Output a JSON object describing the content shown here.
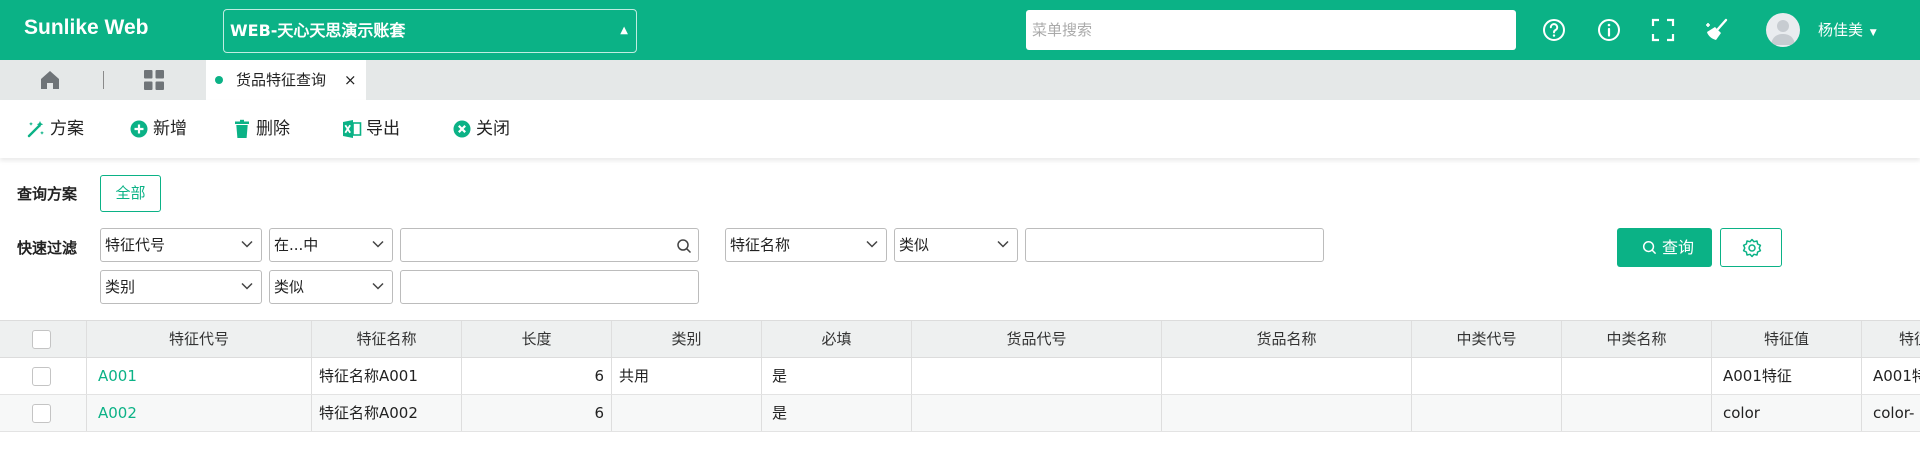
{
  "app": {
    "title": "Sunlike Web",
    "account": "WEB-天心天思演示账套",
    "menu_search_placeholder": "菜单搜索",
    "user_name": "杨佳美"
  },
  "tabs": [
    {
      "label": "货品特征查询",
      "active": true,
      "close": "×"
    }
  ],
  "toolbar": {
    "plan": "方案",
    "add": "新增",
    "delete": "删除",
    "export": "导出",
    "close": "关闭"
  },
  "query": {
    "plan_label": "查询方案",
    "plan_all": "全部",
    "filter_label": "快速过滤",
    "filters": [
      {
        "field": "特征代号",
        "op": "在...中",
        "value": ""
      },
      {
        "field": "特征名称",
        "op": "类似",
        "value": ""
      },
      {
        "field": "类别",
        "op": "类似",
        "value": ""
      }
    ],
    "search_button": "查询"
  },
  "grid": {
    "columns": [
      "特征代号",
      "特征名称",
      "长度",
      "类别",
      "必填",
      "货品代号",
      "货品名称",
      "中类代号",
      "中类名称",
      "特征值",
      "特征"
    ],
    "rows": [
      {
        "code": "A001",
        "name": "特征名称A001",
        "length": "6",
        "category": "共用",
        "required": "是",
        "item_code": "",
        "item_name": "",
        "mid_code": "",
        "mid_name": "",
        "value": "A001特征",
        "extra": "A001特"
      },
      {
        "code": "A002",
        "name": "特征名称A002",
        "length": "6",
        "category": "",
        "required": "是",
        "item_code": "",
        "item_name": "",
        "mid_code": "",
        "mid_name": "",
        "value": "color",
        "extra": "color-"
      }
    ]
  },
  "colors": {
    "brand": "#0bb286",
    "tabbar": "#e5e8e8",
    "grid_header": "#eef0f0"
  },
  "icons": {
    "topbar": [
      "help-circle-icon",
      "info-circle-icon",
      "fullscreen-icon",
      "broom-icon"
    ],
    "tabbar": [
      "home-icon",
      "grid-icon"
    ]
  }
}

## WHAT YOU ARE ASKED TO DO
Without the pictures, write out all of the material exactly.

## RESULT FOR THIS TASK
Output a JSON object describing the content shown here.
{
  "app": {
    "title": "Sunlike Web",
    "account": "WEB-天心天思演示账套",
    "menu_search_placeholder": "菜单搜索",
    "user_name": "杨佳美"
  },
  "tabs": [
    {
      "label": "货品特征查询",
      "active": true,
      "close": "×"
    }
  ],
  "toolbar": {
    "plan": "方案",
    "add": "新增",
    "delete": "删除",
    "export": "导出",
    "close": "关闭"
  },
  "query": {
    "plan_label": "查询方案",
    "plan_all": "全部",
    "filter_label": "快速过滤",
    "filters": [
      {
        "field": "特征代号",
        "op": "在...中",
        "value": ""
      },
      {
        "field": "特征名称",
        "op": "类似",
        "value": ""
      },
      {
        "field": "类别",
        "op": "类似",
        "value": ""
      }
    ],
    "search_button": "查询"
  },
  "grid": {
    "columns": [
      "特征代号",
      "特征名称",
      "长度",
      "类别",
      "必填",
      "货品代号",
      "货品名称",
      "中类代号",
      "中类名称",
      "特征值",
      "特征"
    ],
    "rows": [
      {
        "code": "A001",
        "name": "特征名称A001",
        "length": "6",
        "category": "共用",
        "required": "是",
        "item_code": "",
        "item_name": "",
        "mid_code": "",
        "mid_name": "",
        "value": "A001特征",
        "extra": "A001特"
      },
      {
        "code": "A002",
        "name": "特征名称A002",
        "length": "6",
        "category": "",
        "required": "是",
        "item_code": "",
        "item_name": "",
        "mid_code": "",
        "mid_name": "",
        "value": "color",
        "extra": "color-"
      }
    ]
  },
  "colors": {
    "brand": "#0bb286",
    "tabbar": "#e5e8e8",
    "grid_header": "#eef0f0"
  },
  "icons": {
    "topbar": [
      "help-circle-icon",
      "info-circle-icon",
      "fullscreen-icon",
      "broom-icon"
    ],
    "tabbar": [
      "home-icon",
      "grid-icon"
    ]
  }
}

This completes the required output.